Traditions are an important part of who we are. They’re what families have in common. And this time of year seems to be steeped in tradition.
In my family, we have traditions that we carry out year after year. Like we all go to have our picture taken with Santa—and I mean ALL of us, not just the little ones. Our entire family and any visitors all meet up at the mall and we have our picture taken. I have pictures of my mom, my dad, even my grandmother sitting on Santa’s lap.
We also have a tradition of fun presents at the Craig house. You see, at gift opening time, we sit in a big circle and take turns opening gifts. Every present has a clue written on it and before a person can open a gift, he or she has to read the clue and try to figure out what it is. If stumped, everyone will join in and try to guess. And I admit, the crazier the clue is the better the time we have. So, in addition to the real gifts, we actually go out and buy crazy gifts so we can have some crazy, crack-you-up-laughing clues. So there’s lots of laughter.
We can’t talk the holidays or tradition without talking about food. Gathering around a table and eating the food that has been part of the holiday season before some of the family members were born. For our house, the main course is always the turkey and dressing. That’s dressing, not stuffing. And that’s cornbread dressing. (My mouth is watering just thinking about it.)
I’ll dropkick, go ballistic or have a conniption fit if any oyster or fancy sausage even thinks of trying to sneak into my dressing. We’ve got southern standards, steeped in Alabama law (yes that’s where I’m from) of what does and doesn’t belong in dressing.
There’s fresh green beans, and because my granddaughter loves peas, but isn’t a green bean fan, peas have found their way onto our holiday table. That said, my son-in-law and hubby despise peas, so the joke is always to keep passing them their way. “Hey, you didn’t get any peas.”
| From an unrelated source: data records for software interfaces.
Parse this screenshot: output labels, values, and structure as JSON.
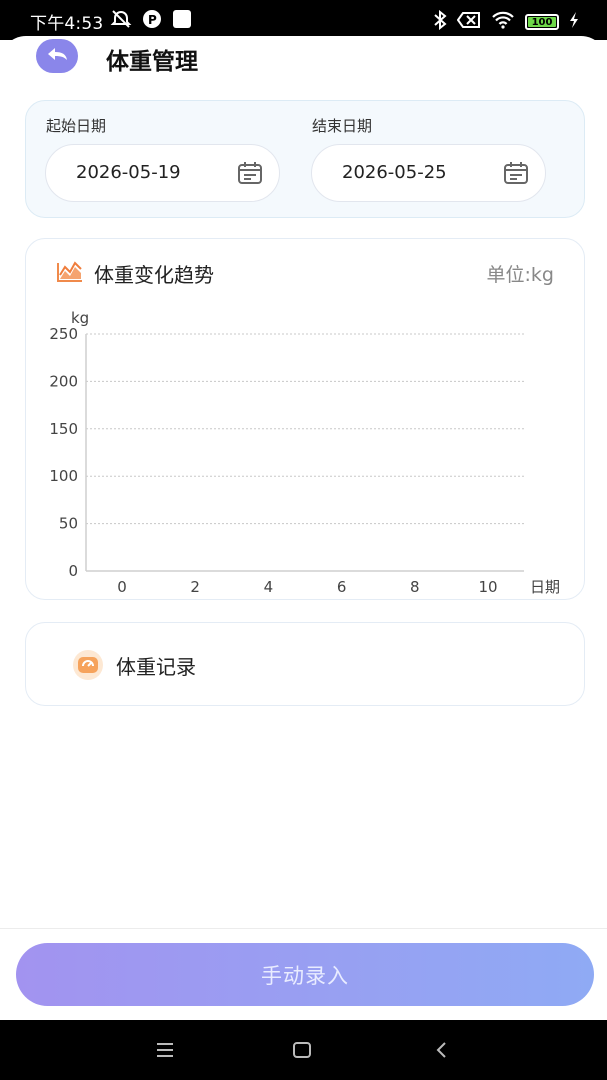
{
  "status_bar": {
    "time": "下午4:53",
    "battery": "100",
    "icons": [
      "alarm-off-icon",
      "app-icon",
      "square-icon",
      "bluetooth-icon",
      "sim-off-icon",
      "wifi-icon",
      "battery-icon",
      "charging-icon"
    ]
  },
  "header": {
    "title": "体重管理",
    "back_icon": "back-arrow-icon"
  },
  "date_range": {
    "start_label": "起始日期",
    "start_value": "2026-05-19",
    "end_label": "结束日期",
    "end_value": "2026-05-25",
    "icon": "calendar-icon"
  },
  "chart_section": {
    "title": "体重变化趋势",
    "unit": "单位:kg",
    "icon": "area-chart-icon"
  },
  "chart_data": {
    "type": "line",
    "ylabel": "kg",
    "xlabel": "日期",
    "y_ticks": [
      "250",
      "200",
      "150",
      "100",
      "50",
      "0"
    ],
    "x_ticks": [
      "0",
      "2",
      "4",
      "6",
      "8",
      "10"
    ],
    "ylim": [
      0,
      250
    ],
    "xlim": [
      0,
      10
    ],
    "grid": true,
    "series": []
  },
  "record_section": {
    "title": "体重记录",
    "icon": "scale-icon"
  },
  "bottom": {
    "button_label": "手动录入",
    "accent_start": "#a293f0",
    "accent_end": "#8faaf4"
  },
  "nav_bar": {
    "icons": [
      "menu-icon",
      "home-icon",
      "back-icon"
    ]
  }
}
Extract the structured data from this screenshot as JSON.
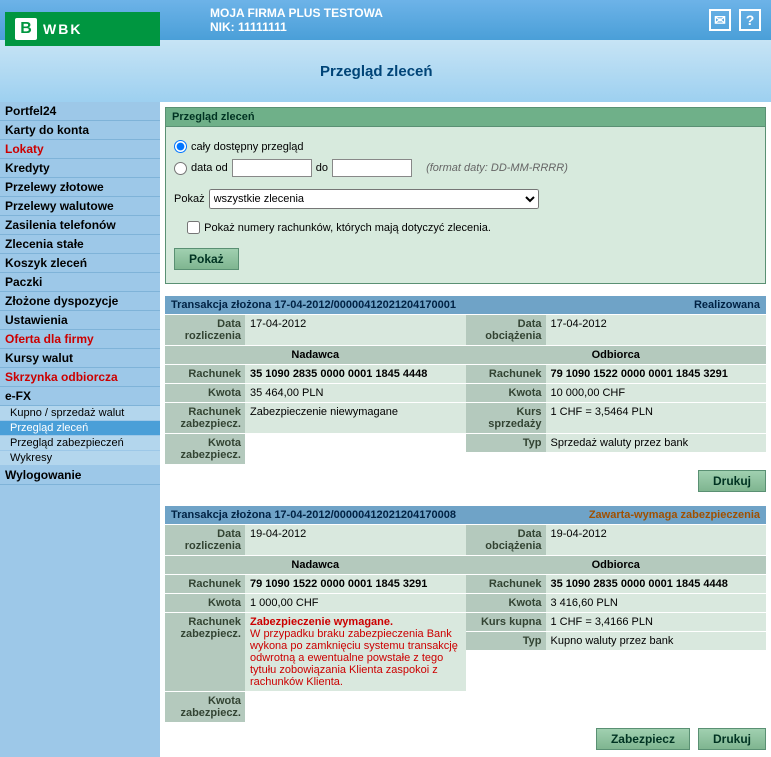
{
  "header": {
    "company": "MOJA FIRMA PLUS TESTOWA",
    "nik_label": "NIK:",
    "nik_value": "11111111"
  },
  "subheader": {
    "title": "Przegląd zleceń"
  },
  "sidebar": {
    "items": [
      {
        "label": "Portfel24"
      },
      {
        "label": "Karty do konta"
      },
      {
        "label": "Lokaty",
        "red": true
      },
      {
        "label": "Kredyty"
      },
      {
        "label": "Przelewy złotowe"
      },
      {
        "label": "Przelewy walutowe"
      },
      {
        "label": "Zasilenia telefonów"
      },
      {
        "label": "Zlecenia stałe"
      },
      {
        "label": "Koszyk zleceń"
      },
      {
        "label": "Paczki"
      },
      {
        "label": "Złożone dyspozycje"
      },
      {
        "label": "Ustawienia"
      },
      {
        "label": "Oferta dla firmy",
        "red": true
      },
      {
        "label": "Kursy walut"
      },
      {
        "label": "Skrzynka odbiorcza",
        "red": true
      },
      {
        "label": "e-FX"
      }
    ],
    "subs": [
      {
        "label": "Kupno / sprzedaż walut"
      },
      {
        "label": "Przegląd zleceń",
        "active": true
      },
      {
        "label": "Przegląd zabezpieczeń"
      },
      {
        "label": "Wykresy"
      }
    ],
    "logout": "Wylogowanie"
  },
  "panel": {
    "title": "Przegląd zleceń",
    "radio_all": "cały dostępny przegląd",
    "radio_range": "data od",
    "do": "do",
    "format_hint": "(format daty: DD-MM-RRRR)",
    "show_label": "Pokaż",
    "select_value": "wszystkie zlecenia",
    "checkbox_label": "Pokaż numery rachunków, których mają dotyczyć zlecenia.",
    "btn_show": "Pokaż"
  },
  "tx": [
    {
      "title": "Transakcja złożona 17-04-2012/00000412021204170001",
      "status": "Realizowana",
      "status_orange": false,
      "nadawca_header": "Nadawca",
      "odbiorca_header": "Odbiorca",
      "left": {
        "data_rozl_l": "Data rozliczenia",
        "data_rozl_v": "17-04-2012",
        "rachunek_l": "Rachunek",
        "rachunek_v": "35 1090 2835 0000 0001 1845 4448",
        "kwota_l": "Kwota",
        "kwota_v": "35 464,00 PLN",
        "rach_zab_l": "Rachunek zabezpiecz.",
        "kwota_zab_l": "Kwota zabezpiecz.",
        "zab_v": "Zabezpieczenie niewymagane"
      },
      "right": {
        "data_obc_l": "Data obciążenia",
        "data_obc_v": "17-04-2012",
        "rachunek_l": "Rachunek",
        "rachunek_v": "79 1090 1522 0000 0001 1845 3291",
        "kwota_l": "Kwota",
        "kwota_v": "10 000,00 CHF",
        "kurs_l": "Kurs sprzedaży",
        "kurs_v": "1 CHF = 3,5464 PLN",
        "typ_l": "Typ",
        "typ_v": "Sprzedaż waluty przez bank"
      },
      "actions": [
        "Drukuj"
      ]
    },
    {
      "title": "Transakcja złożona 17-04-2012/00000412021204170008",
      "status": "Zawarta-wymaga zabezpieczenia",
      "status_orange": true,
      "nadawca_header": "Nadawca",
      "odbiorca_header": "Odbiorca",
      "left": {
        "data_rozl_l": "Data rozliczenia",
        "data_rozl_v": "19-04-2012",
        "rachunek_l": "Rachunek",
        "rachunek_v": "79 1090 1522 0000 0001 1845 3291",
        "kwota_l": "Kwota",
        "kwota_v": "1 000,00 CHF",
        "rach_zab_l": "Rachunek zabezpiecz.",
        "kwota_zab_l": "Kwota zabezpiecz.",
        "zab_title": "Zabezpieczenie wymagane.",
        "zab_v": "W przypadku braku zabezpieczenia Bank wykona po zamknięciu systemu transakcję odwrotną a ewentualne powstałe z tego tytułu zobowiązania Klienta zaspokoi z rachunków Klienta."
      },
      "right": {
        "data_obc_l": "Data obciążenia",
        "data_obc_v": "19-04-2012",
        "rachunek_l": "Rachunek",
        "rachunek_v": "35 1090 2835 0000 0001 1845 4448",
        "kwota_l": "Kwota",
        "kwota_v": "3 416,60 PLN",
        "kurs_l": "Kurs kupna",
        "kurs_v": "1 CHF = 3,4166 PLN",
        "typ_l": "Typ",
        "typ_v": "Kupno waluty przez bank"
      },
      "actions": [
        "Zabezpiecz",
        "Drukuj"
      ]
    }
  ],
  "logo": "WBK"
}
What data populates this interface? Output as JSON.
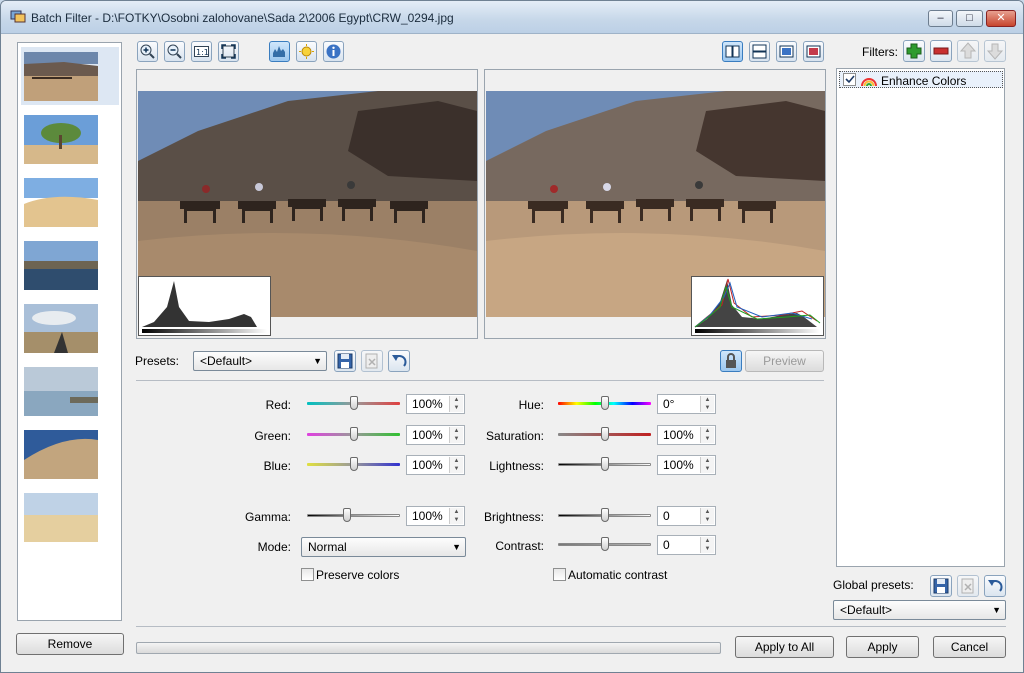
{
  "window": {
    "title": "Batch Filter - D:\\FOTKY\\Osobni zalohovane\\Sada 2\\2006 Egypt\\CRW_0294.jpg",
    "minimize_label": "–",
    "maximize_label": "□",
    "close_label": "✕"
  },
  "toolbar": {
    "icons": [
      "zoom-in-icon",
      "zoom-out-icon",
      "actual-size-icon",
      "fit-icon",
      "histogram-icon",
      "auto-icon",
      "info-icon"
    ],
    "view_icons": [
      "split-vertical-icon",
      "split-horizontal-icon",
      "original-only-icon",
      "processed-only-icon"
    ]
  },
  "presets": {
    "label": "Presets:",
    "value": "<Default>",
    "preview_label": "Preview"
  },
  "controls": {
    "red": {
      "label": "Red:",
      "value": "100%",
      "level": 0.5
    },
    "green": {
      "label": "Green:",
      "value": "100%",
      "level": 0.5
    },
    "blue": {
      "label": "Blue:",
      "value": "100%",
      "level": 0.5
    },
    "gamma": {
      "label": "Gamma:",
      "value": "100%",
      "level": 0.42
    },
    "mode": {
      "label": "Mode:",
      "value": "Normal"
    },
    "preserve_colors": {
      "label": "Preserve colors",
      "checked": false
    },
    "hue": {
      "label": "Hue:",
      "value": "0°",
      "level": 0.5
    },
    "saturation": {
      "label": "Saturation:",
      "value": "100%",
      "level": 0.5
    },
    "lightness": {
      "label": "Lightness:",
      "value": "100%",
      "level": 0.5
    },
    "brightness": {
      "label": "Brightness:",
      "value": "0",
      "level": 0.5
    },
    "contrast": {
      "label": "Contrast:",
      "value": "0",
      "level": 0.5
    },
    "automatic_contrast": {
      "label": "Automatic contrast",
      "checked": false
    }
  },
  "filters": {
    "label": "Filters:",
    "items": [
      {
        "label": "Enhance Colors",
        "checked": true
      }
    ]
  },
  "global_presets": {
    "label": "Global presets:",
    "value": "<Default>"
  },
  "buttons": {
    "remove": "Remove",
    "apply_to_all": "Apply to All",
    "apply": "Apply",
    "cancel": "Cancel"
  },
  "thumbnails": [
    "camels-desert",
    "tree-sand",
    "dunes",
    "river-nile",
    "road-clouds",
    "lake-shore",
    "temple-rocks",
    "flat-desert"
  ],
  "colors": {
    "accent": "#3a7dbf",
    "titlebar": "#c6d7e9"
  }
}
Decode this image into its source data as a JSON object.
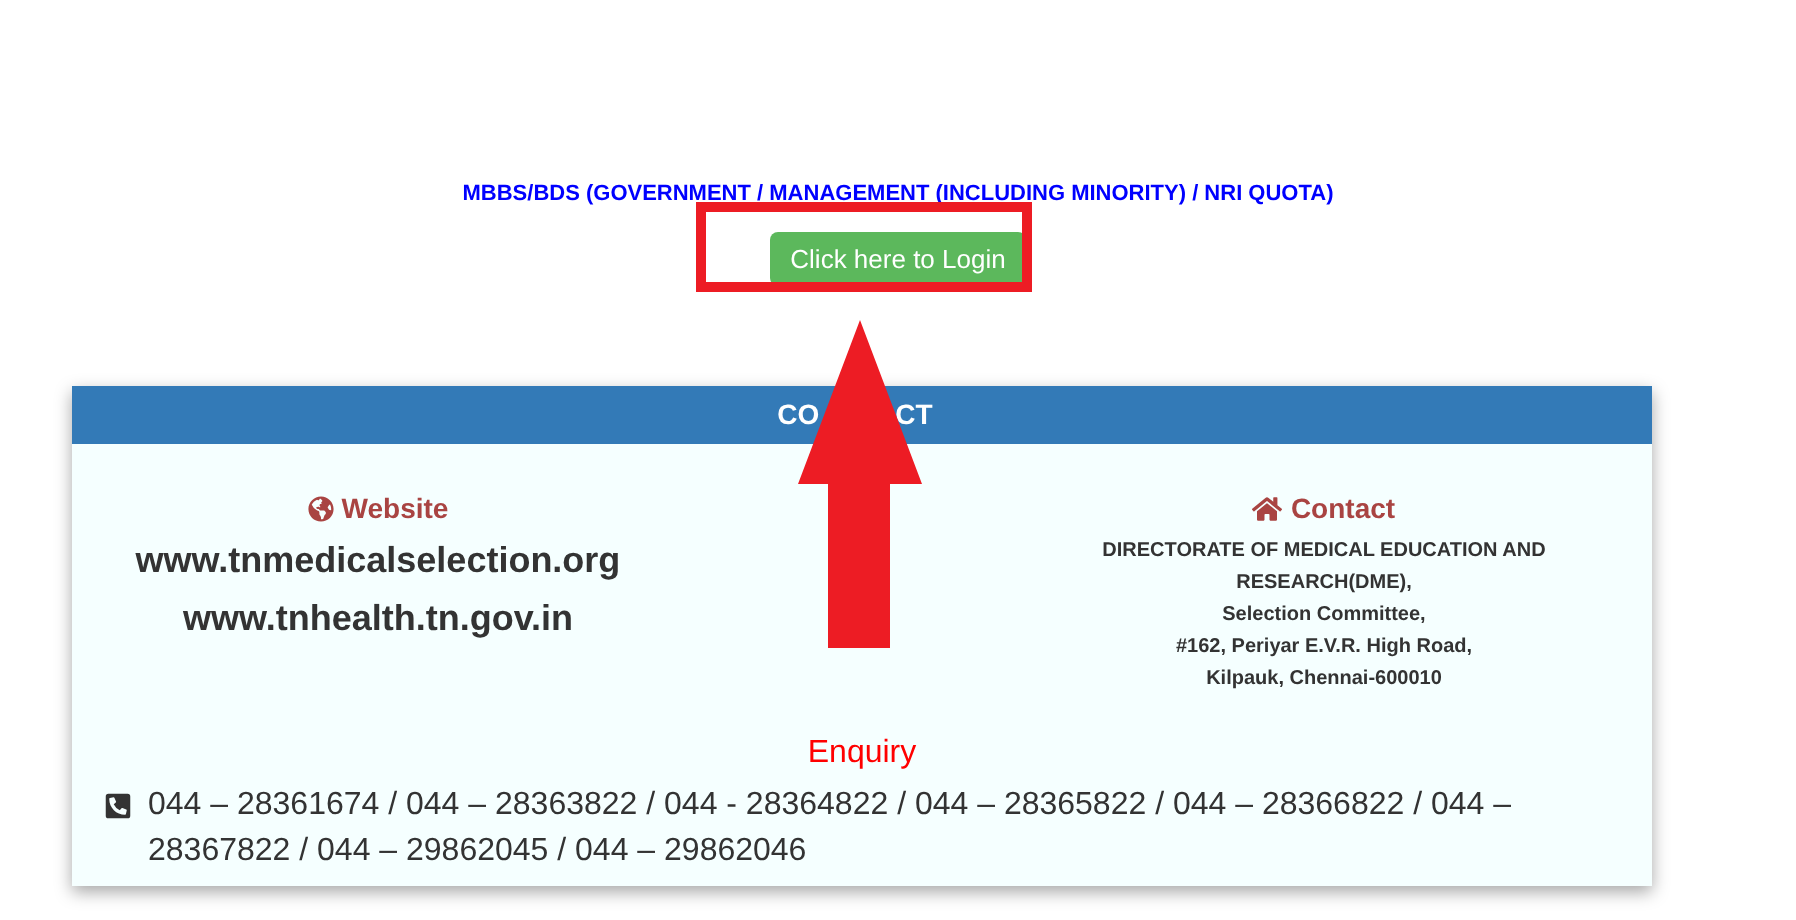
{
  "quota_title": "MBBS/BDS (GOVERNMENT / MANAGEMENT (INCLUDING MINORITY) / NRI QUOTA)",
  "login_button": "Click here to Login",
  "contact_panel": {
    "header_visible_parts": [
      "CO",
      "CT"
    ],
    "website": {
      "heading": "Website",
      "urls": [
        "www.tnmedicalselection.org",
        "www.tnhealth.tn.gov.in"
      ]
    },
    "contact": {
      "heading": "Contact",
      "lines": [
        "DIRECTORATE OF MEDICAL EDUCATION AND RESEARCH(DME),",
        "Selection Committee,",
        "#162, Periyar E.V.R. High Road,",
        "Kilpauk, Chennai-600010"
      ]
    },
    "enquiry": {
      "heading": "Enquiry",
      "phones": "044 – 28361674 / 044 – 28363822 / 044 - 28364822 / 044 – 28365822 / 044 – 28366822 / 044 – 28367822 / 044 – 29862045 / 044 – 29862046"
    }
  }
}
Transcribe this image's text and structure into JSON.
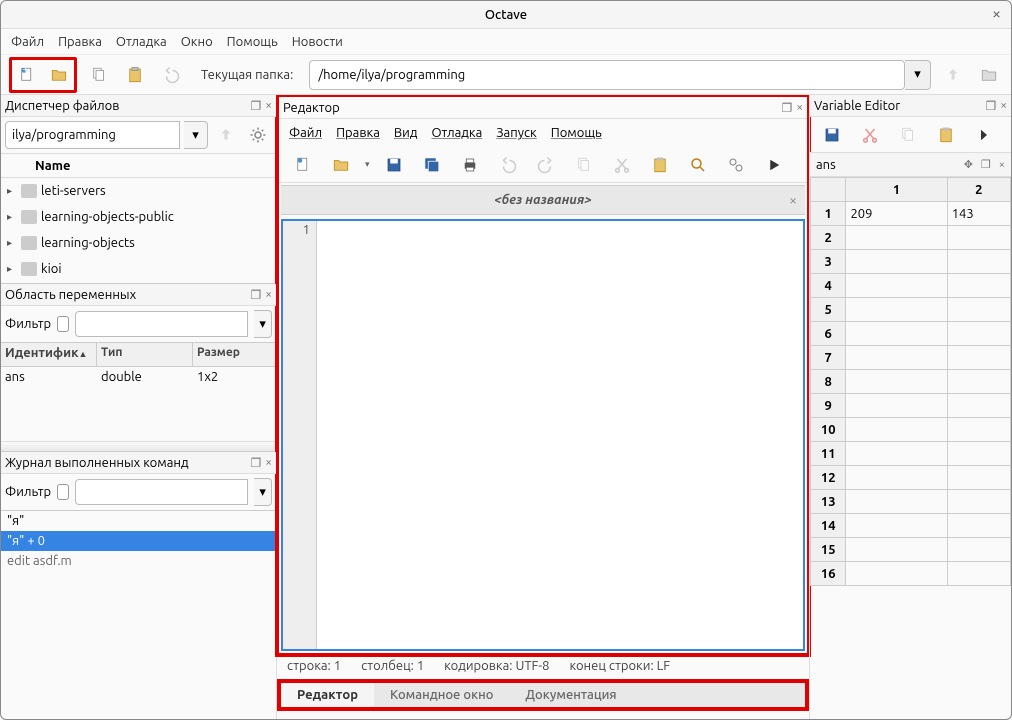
{
  "window": {
    "title": "Octave"
  },
  "main_menu": [
    "Файл",
    "Правка",
    "Отладка",
    "Окно",
    "Помощь",
    "Новости"
  ],
  "toolbar": {
    "current_folder_label": "Текущая папка:",
    "current_folder_path": "/home/ilya/programming"
  },
  "file_manager": {
    "title": "Диспетчер файлов",
    "path_value": "ilya/programming",
    "name_header": "Name",
    "items": [
      "leti-servers",
      "learning-objects-public",
      "learning-objects",
      "kioi"
    ]
  },
  "workspace": {
    "title": "Область переменных",
    "filter_label": "Фильтр",
    "headers": {
      "id": "Идентифик",
      "type": "Тип",
      "size": "Размер"
    },
    "rows": [
      {
        "id": "ans",
        "type": "double",
        "size": "1x2"
      }
    ]
  },
  "history": {
    "title": "Журнал выполненных команд",
    "filter_label": "Фильтр",
    "items": [
      {
        "text": "\"я\"",
        "selected": false
      },
      {
        "text": "\"я\" + 0",
        "selected": true
      },
      {
        "text": "edit asdf.m",
        "selected": false,
        "truncated": true
      }
    ]
  },
  "editor": {
    "panel_title": "Редактор",
    "menu": [
      "Файл",
      "Правка",
      "Вид",
      "Отладка",
      "Запуск",
      "Помощь"
    ],
    "tab_title": "<без названия>",
    "gutter_lines": [
      "1"
    ],
    "status": {
      "line_label": "строка:",
      "line_val": "1",
      "col_label": "столбец:",
      "col_val": "1",
      "enc_label": "кодировка:",
      "enc_val": "UTF-8",
      "eol_label": "конец строки:",
      "eol_val": "LF"
    }
  },
  "bottom_tabs": [
    {
      "label": "Редактор",
      "active": true
    },
    {
      "label": "Командное окно",
      "active": false
    },
    {
      "label": "Документация",
      "active": false
    }
  ],
  "variable_editor": {
    "title": "Variable Editor",
    "tab": "ans",
    "col_headers": [
      "1",
      "2"
    ],
    "rows": [
      {
        "hdr": "1",
        "cells": [
          "209",
          "143"
        ]
      },
      {
        "hdr": "2",
        "cells": [
          "",
          ""
        ]
      },
      {
        "hdr": "3",
        "cells": [
          "",
          ""
        ]
      },
      {
        "hdr": "4",
        "cells": [
          "",
          ""
        ]
      },
      {
        "hdr": "5",
        "cells": [
          "",
          ""
        ]
      },
      {
        "hdr": "6",
        "cells": [
          "",
          ""
        ]
      },
      {
        "hdr": "7",
        "cells": [
          "",
          ""
        ]
      },
      {
        "hdr": "8",
        "cells": [
          "",
          ""
        ]
      },
      {
        "hdr": "9",
        "cells": [
          "",
          ""
        ]
      },
      {
        "hdr": "10",
        "cells": [
          "",
          ""
        ]
      },
      {
        "hdr": "11",
        "cells": [
          "",
          ""
        ]
      },
      {
        "hdr": "12",
        "cells": [
          "",
          ""
        ]
      },
      {
        "hdr": "13",
        "cells": [
          "",
          ""
        ]
      },
      {
        "hdr": "14",
        "cells": [
          "",
          ""
        ]
      },
      {
        "hdr": "15",
        "cells": [
          "",
          ""
        ]
      },
      {
        "hdr": "16",
        "cells": [
          "",
          ""
        ]
      }
    ]
  }
}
Mashed taters, whipped with real butter, is a regular. White rolls and gravy is a must. And yes we are soppers, meaning we use those rolls to sop up the gravy. I know in some fancy restaurants where you get confused what fork and knife to use, it might be bad-mannered to sop. But you get one fork with your holiday dinner at the Craig house and sopping is allowed. What are your favorite family traditions? Do you always serve the same food? Are you soppers? Do you put oysters or sausage in your dressing? Do you go Caroling? Maybe go to church? What are your holiday traditions?
The winner of last week’s giveaway is Kristin Whitehouse. Congratulations! You’ve won a CC Hunter t-shirt. Please email me at firstname.lastname@example.org with your mailing address and you t-shirt size.